The mortality rate of inhalation injury was lowered in six chronically instrumented sheep through positive pressure ventilation and positive end-expiratory pressure (PEEP). Six range ewes were prepared for study by implanting catheters to measure lung lymph flow and cardiopulmonary variables. After surgery, these animals were studied in the unanesthetized state and then subjected to an inhalation by insufflating them with smoke from burning cotton. Following the smoking procedure, the animals were studied for 72 hr. All had marked falls in arterial oxygen tension and they developed dyspnea within 24 hr. The inhalation injury produced a marked change in lung lymph flow concomitant with an elevation in the lymph to plasma (L/P) oncotic pressure ratio.
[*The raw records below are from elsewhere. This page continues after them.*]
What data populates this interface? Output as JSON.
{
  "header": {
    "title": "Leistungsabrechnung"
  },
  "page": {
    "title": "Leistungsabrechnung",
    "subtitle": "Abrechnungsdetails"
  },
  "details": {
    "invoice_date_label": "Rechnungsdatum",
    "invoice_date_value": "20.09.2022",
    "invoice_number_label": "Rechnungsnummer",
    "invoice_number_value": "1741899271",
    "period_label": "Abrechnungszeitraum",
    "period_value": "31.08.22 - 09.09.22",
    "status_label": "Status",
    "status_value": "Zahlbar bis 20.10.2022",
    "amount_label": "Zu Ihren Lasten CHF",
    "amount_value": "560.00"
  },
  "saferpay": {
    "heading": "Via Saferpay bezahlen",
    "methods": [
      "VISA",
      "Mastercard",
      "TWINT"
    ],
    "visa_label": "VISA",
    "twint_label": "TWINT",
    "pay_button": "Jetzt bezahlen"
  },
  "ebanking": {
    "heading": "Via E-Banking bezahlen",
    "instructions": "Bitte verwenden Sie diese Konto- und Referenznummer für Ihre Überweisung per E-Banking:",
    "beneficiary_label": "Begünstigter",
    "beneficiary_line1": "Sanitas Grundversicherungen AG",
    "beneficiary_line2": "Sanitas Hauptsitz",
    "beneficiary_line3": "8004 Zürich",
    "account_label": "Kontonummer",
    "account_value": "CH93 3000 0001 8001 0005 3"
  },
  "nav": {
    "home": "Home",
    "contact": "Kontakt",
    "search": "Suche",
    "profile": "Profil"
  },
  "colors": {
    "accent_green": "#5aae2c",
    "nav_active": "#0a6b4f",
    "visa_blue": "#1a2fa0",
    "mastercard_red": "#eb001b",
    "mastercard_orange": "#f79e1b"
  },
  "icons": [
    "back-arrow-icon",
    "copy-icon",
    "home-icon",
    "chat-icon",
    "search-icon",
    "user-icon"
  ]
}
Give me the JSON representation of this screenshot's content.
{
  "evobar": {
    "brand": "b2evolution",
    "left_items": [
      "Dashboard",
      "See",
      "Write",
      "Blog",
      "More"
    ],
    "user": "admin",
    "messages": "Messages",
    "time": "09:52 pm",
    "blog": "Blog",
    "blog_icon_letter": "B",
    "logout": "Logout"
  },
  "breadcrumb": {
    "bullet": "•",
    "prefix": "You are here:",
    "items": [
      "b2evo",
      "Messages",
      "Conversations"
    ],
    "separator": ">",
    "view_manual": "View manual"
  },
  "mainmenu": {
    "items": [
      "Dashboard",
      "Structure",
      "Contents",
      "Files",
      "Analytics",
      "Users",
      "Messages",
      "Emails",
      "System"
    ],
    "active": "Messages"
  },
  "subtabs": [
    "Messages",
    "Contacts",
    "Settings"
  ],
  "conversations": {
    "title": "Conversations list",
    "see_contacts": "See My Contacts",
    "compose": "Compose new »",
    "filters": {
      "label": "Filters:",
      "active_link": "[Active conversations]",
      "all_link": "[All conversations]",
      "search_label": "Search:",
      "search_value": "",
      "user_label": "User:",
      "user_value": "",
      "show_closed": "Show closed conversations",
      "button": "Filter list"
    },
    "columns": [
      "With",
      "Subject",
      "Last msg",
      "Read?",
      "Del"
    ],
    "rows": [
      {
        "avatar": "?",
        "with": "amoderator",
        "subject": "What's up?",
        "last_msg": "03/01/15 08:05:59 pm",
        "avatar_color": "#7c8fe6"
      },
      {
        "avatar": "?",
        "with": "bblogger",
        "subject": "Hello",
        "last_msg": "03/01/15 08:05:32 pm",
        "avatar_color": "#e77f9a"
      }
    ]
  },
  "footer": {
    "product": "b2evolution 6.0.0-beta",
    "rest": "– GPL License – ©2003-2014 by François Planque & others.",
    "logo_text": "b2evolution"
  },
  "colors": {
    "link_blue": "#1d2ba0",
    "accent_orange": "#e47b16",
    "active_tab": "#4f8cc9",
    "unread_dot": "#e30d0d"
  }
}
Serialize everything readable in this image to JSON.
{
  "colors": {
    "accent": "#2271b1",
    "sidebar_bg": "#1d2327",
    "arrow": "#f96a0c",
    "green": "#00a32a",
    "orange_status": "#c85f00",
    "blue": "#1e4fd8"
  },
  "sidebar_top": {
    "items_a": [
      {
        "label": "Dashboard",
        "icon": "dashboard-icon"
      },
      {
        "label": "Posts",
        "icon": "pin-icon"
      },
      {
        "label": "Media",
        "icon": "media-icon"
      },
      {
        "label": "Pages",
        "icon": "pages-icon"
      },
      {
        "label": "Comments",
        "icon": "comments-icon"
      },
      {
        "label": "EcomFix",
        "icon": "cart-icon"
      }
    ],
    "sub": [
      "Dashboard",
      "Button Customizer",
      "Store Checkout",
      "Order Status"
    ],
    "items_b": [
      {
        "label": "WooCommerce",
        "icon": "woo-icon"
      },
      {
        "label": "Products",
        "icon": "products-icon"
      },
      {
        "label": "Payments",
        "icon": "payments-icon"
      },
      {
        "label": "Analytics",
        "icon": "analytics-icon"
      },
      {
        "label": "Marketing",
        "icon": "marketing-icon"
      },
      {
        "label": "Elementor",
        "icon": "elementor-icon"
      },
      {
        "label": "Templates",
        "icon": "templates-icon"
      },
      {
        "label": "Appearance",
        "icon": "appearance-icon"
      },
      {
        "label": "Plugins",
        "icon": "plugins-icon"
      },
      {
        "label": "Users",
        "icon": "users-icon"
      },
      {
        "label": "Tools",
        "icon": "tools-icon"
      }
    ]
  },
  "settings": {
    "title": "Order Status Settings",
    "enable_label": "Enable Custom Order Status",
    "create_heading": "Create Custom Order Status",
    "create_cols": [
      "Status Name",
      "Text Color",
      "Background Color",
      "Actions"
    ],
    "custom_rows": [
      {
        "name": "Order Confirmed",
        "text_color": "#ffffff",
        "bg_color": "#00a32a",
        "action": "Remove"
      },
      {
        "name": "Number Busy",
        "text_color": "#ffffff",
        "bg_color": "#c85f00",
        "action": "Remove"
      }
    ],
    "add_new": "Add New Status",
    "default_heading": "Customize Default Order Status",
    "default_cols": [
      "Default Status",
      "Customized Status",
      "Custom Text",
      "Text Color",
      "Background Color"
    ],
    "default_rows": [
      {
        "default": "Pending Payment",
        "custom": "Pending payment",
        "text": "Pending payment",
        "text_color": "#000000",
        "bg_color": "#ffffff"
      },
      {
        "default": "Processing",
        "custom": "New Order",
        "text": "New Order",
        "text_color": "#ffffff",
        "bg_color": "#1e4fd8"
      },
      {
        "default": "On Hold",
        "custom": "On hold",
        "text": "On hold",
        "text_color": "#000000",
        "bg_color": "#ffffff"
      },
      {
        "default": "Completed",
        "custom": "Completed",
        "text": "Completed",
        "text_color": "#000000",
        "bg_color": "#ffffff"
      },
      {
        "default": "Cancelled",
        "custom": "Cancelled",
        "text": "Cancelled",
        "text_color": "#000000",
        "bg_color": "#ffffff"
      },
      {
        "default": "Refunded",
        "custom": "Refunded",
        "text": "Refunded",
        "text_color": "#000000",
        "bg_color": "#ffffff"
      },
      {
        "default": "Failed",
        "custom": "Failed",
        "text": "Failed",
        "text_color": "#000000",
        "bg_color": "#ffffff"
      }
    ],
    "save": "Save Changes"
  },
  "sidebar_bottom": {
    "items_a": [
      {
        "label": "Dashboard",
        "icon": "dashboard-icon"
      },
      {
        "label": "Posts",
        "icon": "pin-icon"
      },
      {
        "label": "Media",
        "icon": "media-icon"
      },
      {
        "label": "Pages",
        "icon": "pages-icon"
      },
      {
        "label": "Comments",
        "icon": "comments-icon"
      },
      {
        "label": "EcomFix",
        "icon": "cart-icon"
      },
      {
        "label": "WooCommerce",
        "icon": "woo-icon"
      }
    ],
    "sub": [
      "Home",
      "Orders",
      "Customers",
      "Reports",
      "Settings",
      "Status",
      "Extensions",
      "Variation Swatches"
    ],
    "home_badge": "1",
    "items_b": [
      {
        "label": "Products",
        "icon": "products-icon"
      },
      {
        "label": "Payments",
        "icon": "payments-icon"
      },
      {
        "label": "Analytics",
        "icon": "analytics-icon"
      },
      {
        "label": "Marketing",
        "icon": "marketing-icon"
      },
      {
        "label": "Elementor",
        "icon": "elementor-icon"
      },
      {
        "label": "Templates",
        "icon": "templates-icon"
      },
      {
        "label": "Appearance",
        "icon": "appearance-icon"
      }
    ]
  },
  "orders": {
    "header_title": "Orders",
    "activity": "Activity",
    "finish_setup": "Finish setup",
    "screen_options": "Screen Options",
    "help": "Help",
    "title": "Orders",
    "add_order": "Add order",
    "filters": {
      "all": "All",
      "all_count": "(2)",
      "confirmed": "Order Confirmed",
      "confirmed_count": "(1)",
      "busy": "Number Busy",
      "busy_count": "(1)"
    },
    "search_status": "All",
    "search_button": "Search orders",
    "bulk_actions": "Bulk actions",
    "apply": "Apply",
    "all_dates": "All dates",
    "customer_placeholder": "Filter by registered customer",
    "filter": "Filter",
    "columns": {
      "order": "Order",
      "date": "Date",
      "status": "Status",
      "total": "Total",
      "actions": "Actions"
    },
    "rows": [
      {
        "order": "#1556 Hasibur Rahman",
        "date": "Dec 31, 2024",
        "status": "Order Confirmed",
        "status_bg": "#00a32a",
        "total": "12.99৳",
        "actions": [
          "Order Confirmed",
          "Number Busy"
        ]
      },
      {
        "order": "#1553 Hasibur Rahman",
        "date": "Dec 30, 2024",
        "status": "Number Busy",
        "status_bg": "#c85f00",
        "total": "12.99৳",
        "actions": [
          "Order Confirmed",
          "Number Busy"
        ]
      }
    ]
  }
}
This is characteristic of a change in microvascular permeability to protein. A tracheostomy was performed at 72 hr and the animals were connected to positive pressure ventilators with PEEP. All six animals survived. It was concluded that the sheep lung lymph preparation is a very suitable model for the study of inhalation injury and positive pressure ventilation.
|Original language||English (US)|
|Number of pages||7|
|State||Published - Jan 1 1984|
ASJC Scopus subject areas
- Cardiology and Cardiovascular Medicine